"My experience was a two part event: ..."

About: Royal United Hospital

(as the patient),

What I liked

My experience was a two part event: PreOp Assessment Unit and the Day Surgery Unit (DSU).

PreOp Assessment Unit: Although the staff were friendly the organisation and function of the unit came across as disjointed and chaotic and I prepared myself for a similar experience in the DSU.

I had full confidence in my surgeon so I was not worried about the surgery.

I was in for a very pleasant surprise. Within a few minutes of arriving and I was introduced to my named nurse and taken to my cubicle.

I was told exactly what to expect and when to expect it and everything ran to plan.

In theatre, the staff bantered and chatted while I was prepared for the procedure. It was obvious to me that this team worked well together and their easy, but very professional manner, left me in no doubt that I was in very capable hands; I had a local anaesthetic and throughout the 45 minutes in theatre I had a lot of opportunity for observation. This team clearly loved what they were doing and it showed.

After the procedure, I was offered refreshments and given information about my post surgical care.

I could not fault the care I was given in the RUH's Day Surgery Unit - well done and thank you to the staff.

What could be improved

The Preop Assessment Unit would benefit from being a patient in their own establishment.

The members of staff were friendly enough but I got the distinct feeling they were just doing a job.
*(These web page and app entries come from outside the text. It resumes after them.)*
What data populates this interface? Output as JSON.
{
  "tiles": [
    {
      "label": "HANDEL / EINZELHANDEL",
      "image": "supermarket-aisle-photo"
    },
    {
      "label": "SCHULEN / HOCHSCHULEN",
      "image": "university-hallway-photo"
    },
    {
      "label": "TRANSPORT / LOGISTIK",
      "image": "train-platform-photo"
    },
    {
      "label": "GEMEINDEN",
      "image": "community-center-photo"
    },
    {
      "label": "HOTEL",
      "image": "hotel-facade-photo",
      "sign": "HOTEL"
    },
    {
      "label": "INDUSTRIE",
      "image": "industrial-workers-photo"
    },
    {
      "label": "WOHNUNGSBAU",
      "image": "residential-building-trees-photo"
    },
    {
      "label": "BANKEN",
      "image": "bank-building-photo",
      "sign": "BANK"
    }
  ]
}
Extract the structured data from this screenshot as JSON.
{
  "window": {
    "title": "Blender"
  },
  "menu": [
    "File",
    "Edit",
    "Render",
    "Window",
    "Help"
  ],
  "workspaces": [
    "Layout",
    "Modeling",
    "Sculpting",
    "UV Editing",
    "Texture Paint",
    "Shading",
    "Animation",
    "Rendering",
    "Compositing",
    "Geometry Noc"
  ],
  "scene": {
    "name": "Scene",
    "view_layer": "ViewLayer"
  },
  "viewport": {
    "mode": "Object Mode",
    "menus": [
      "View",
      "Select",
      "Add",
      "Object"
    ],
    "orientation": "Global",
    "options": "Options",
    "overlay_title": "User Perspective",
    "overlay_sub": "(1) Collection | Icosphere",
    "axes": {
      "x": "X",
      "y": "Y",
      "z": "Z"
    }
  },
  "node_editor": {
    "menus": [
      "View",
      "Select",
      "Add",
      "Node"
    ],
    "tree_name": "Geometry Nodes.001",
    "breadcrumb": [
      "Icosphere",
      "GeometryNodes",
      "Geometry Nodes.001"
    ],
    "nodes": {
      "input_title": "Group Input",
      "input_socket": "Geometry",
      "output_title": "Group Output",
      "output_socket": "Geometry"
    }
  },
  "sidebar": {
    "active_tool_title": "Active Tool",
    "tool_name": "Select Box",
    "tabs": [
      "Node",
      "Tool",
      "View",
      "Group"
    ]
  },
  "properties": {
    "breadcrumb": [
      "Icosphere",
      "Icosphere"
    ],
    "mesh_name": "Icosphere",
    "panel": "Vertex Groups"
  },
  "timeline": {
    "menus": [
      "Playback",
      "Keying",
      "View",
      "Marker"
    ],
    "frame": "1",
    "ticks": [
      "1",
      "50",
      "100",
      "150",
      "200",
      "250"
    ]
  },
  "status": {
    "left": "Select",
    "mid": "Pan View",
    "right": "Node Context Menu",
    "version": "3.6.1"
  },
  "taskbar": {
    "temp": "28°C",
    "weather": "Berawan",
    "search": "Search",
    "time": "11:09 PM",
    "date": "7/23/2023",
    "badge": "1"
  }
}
I arrived and was told to complete a form which I did.

I was seen after a bit of a wait, returned to the reception, waited a bit more, had some more tests done, returned to reception. I spend an hour in the unit.

The was nothing wrong with the care I received but I did walk out of it feeling like I had been processed like a number.

In the hour that I spent in the unit the following 3 small improvements would have changed my whole experience:

1. Use the patient's preferred name

I was asked on the form to state my preferred name. I was called three times and not once was my preferred name used. When I asked why they ask for it, if they are not going to use it, I was told there were papers on top of the form.

I suggested that they lift the two sheets of paper to look at my preference.

2. Provide a staff room away from reception

While waiting to be called back I was amazed at the chatting going on in reception while the waiting area was full of patients - some of whom had been waiting for a long time. I have no problem with camaraderie - it is reassuring in a well organised team. I understand that they may have been waiting for something to happen or space to become available but the perception that was created, was that it was done at the patients' expense; Very little seemed to be happening past the reception doors while in the waiting room the patients fumed and swapped stories about their experiences in that department.

3. Organise the diary and inform the patients

Everyone knows appointment sometimes overrun but from what I have seen in this department there was very little concern for the patients' time. There were a number of patients who brought packed lunches with them and that was telling.

Anything else?

A comment about hospitals in general

Parking costs a lot of money and it is the patients who pay for planning inefficiencies. Has any hospital ever considered paying the additional charges on behalf of a patient when a clinic overruns by say, more than an hour late?

Story from NHS Choices

Do you have a similar story to tell? Tell your story & make a difference ››